Provided data:
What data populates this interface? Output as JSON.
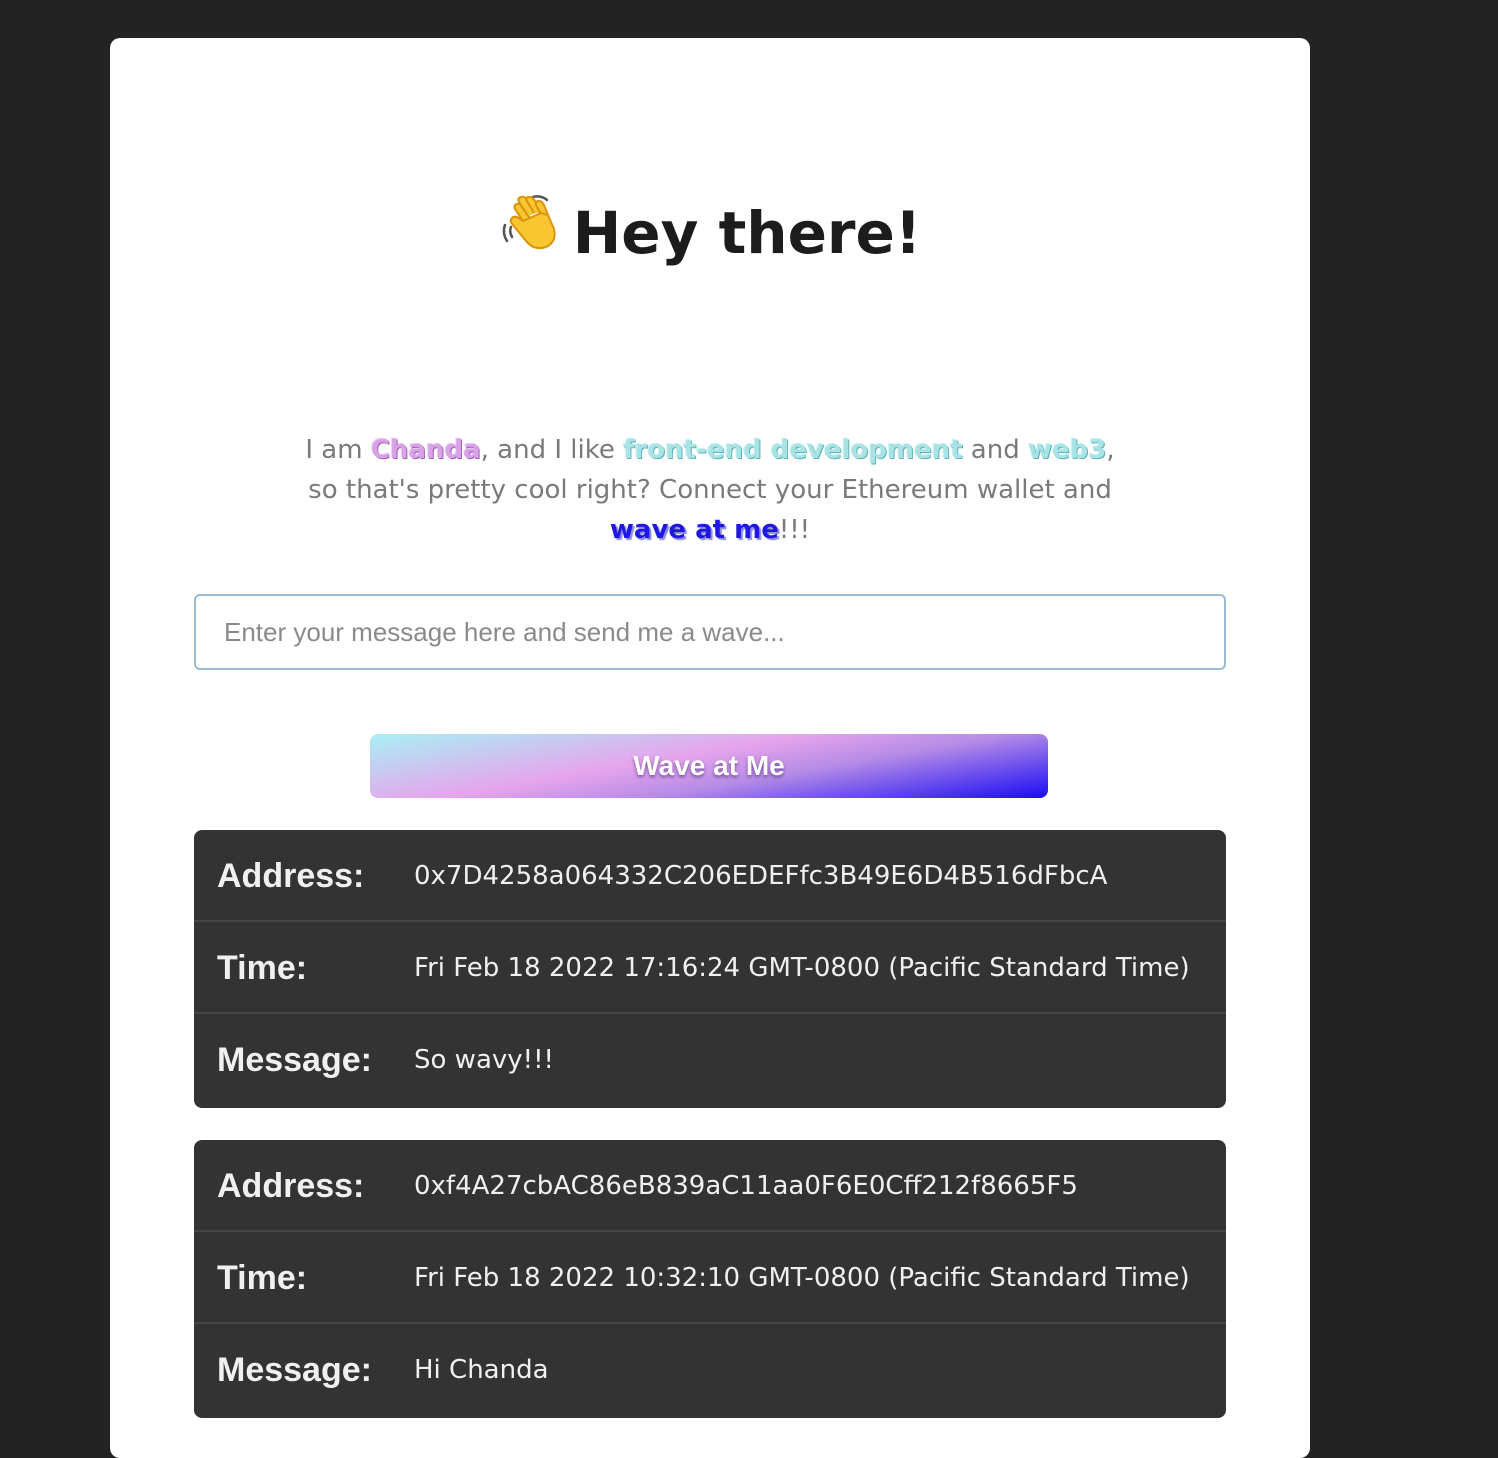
{
  "header": {
    "emoji": "👋",
    "title": "Hey there!"
  },
  "bio": {
    "intro": "I am ",
    "name": "Chanda",
    "mid1": ", and I like ",
    "interest1": "front-end development",
    "mid2": " and ",
    "interest2": "web3",
    "mid3": ", so that's pretty cool right? Connect your Ethereum wallet and ",
    "cta": "wave at me",
    "end": "!!!"
  },
  "message_input": {
    "value": "",
    "placeholder": "Enter your message here and send me a wave..."
  },
  "wave_button": {
    "label": "Wave at Me"
  },
  "labels": {
    "address": "Address:",
    "time": "Time:",
    "message": "Message:"
  },
  "waves": [
    {
      "address": "0x7D4258a064332C206EDEFfc3B49E6D4B516dFbcA",
      "time": "Fri Feb 18 2022 17:16:24 GMT-0800 (Pacific Standard Time)",
      "message": "So wavy!!!"
    },
    {
      "address": "0xf4A27cbAC86eB839aC11aa0F6E0Cff212f8665F5",
      "time": "Fri Feb 18 2022 10:32:10 GMT-0800 (Pacific Standard Time)",
      "message": "Hi Chanda"
    }
  ],
  "colors": {
    "page_background": "#232323",
    "card_background": "#ffffff",
    "entry_background": "#333333",
    "name_highlight": "#d7a3e6",
    "interest_highlight": "#a9e3e6",
    "cta_highlight": "#1f17e6"
  }
}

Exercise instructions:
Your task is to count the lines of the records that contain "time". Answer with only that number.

Task response:
3